§ **WORK ORDER**: Look for "title" in each line of the entries, and return the matching lines.

»»

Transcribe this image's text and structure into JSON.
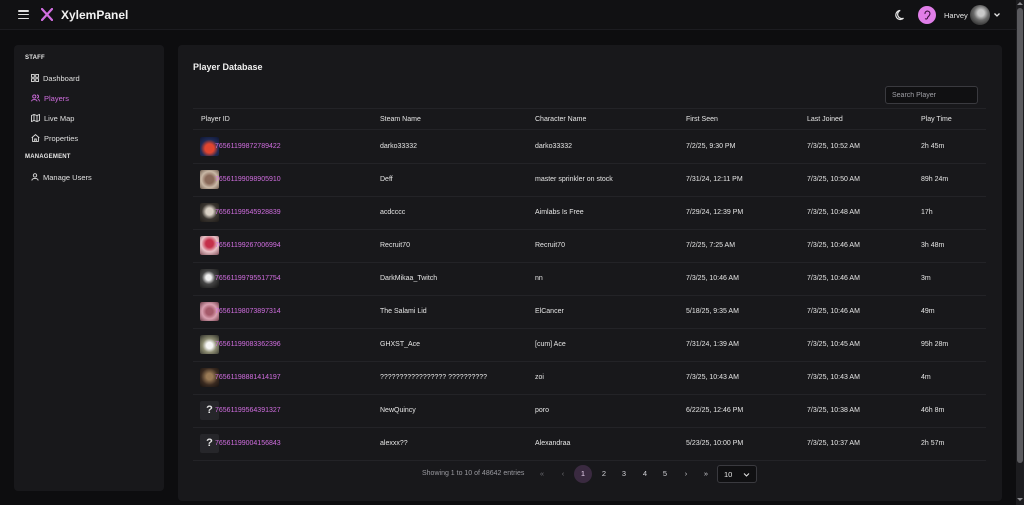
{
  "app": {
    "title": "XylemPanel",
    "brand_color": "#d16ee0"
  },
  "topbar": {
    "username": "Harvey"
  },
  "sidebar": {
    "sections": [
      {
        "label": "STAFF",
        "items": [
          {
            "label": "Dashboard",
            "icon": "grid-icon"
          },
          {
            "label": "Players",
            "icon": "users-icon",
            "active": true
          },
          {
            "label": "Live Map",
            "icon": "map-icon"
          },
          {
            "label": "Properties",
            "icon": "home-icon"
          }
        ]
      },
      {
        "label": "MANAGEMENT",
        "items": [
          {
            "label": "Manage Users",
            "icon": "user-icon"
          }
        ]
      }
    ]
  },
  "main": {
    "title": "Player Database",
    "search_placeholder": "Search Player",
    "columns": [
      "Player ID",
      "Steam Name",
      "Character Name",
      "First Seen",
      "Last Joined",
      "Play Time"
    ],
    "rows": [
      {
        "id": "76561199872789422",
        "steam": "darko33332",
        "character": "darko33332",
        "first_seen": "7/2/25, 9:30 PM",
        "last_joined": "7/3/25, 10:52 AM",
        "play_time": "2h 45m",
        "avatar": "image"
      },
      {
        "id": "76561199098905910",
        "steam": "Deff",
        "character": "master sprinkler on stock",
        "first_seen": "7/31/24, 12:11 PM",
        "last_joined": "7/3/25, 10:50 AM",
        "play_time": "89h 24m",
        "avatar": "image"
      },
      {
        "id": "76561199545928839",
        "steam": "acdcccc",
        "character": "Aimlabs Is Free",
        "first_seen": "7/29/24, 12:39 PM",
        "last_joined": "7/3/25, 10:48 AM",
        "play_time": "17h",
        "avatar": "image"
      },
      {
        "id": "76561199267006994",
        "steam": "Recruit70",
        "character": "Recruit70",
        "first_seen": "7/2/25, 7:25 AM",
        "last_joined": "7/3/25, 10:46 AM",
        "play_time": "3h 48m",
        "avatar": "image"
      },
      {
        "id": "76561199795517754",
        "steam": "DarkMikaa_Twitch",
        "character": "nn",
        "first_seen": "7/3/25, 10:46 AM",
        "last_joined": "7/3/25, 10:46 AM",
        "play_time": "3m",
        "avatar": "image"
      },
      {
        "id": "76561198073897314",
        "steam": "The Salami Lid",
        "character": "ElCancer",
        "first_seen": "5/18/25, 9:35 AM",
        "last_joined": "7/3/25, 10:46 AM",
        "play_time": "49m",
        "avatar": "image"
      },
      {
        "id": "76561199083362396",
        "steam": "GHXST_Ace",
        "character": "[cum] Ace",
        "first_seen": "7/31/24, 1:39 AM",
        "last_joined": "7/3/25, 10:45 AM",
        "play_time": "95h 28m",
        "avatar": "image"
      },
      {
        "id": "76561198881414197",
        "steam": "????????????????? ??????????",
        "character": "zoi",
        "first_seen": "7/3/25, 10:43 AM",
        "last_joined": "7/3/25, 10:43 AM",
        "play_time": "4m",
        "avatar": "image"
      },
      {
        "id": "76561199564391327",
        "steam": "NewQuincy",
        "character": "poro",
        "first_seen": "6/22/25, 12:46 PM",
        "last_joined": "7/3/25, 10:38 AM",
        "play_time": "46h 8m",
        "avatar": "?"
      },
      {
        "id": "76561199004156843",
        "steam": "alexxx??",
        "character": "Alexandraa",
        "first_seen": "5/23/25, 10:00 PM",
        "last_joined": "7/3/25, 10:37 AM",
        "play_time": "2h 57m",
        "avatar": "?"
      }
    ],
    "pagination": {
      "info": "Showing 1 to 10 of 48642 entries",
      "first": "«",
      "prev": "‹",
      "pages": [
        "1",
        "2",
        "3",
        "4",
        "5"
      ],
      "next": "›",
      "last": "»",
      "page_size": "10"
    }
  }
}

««

§ **EXPECTED OUTPUT**:
    "title": "XylemPanel",
    "title": "Player Database",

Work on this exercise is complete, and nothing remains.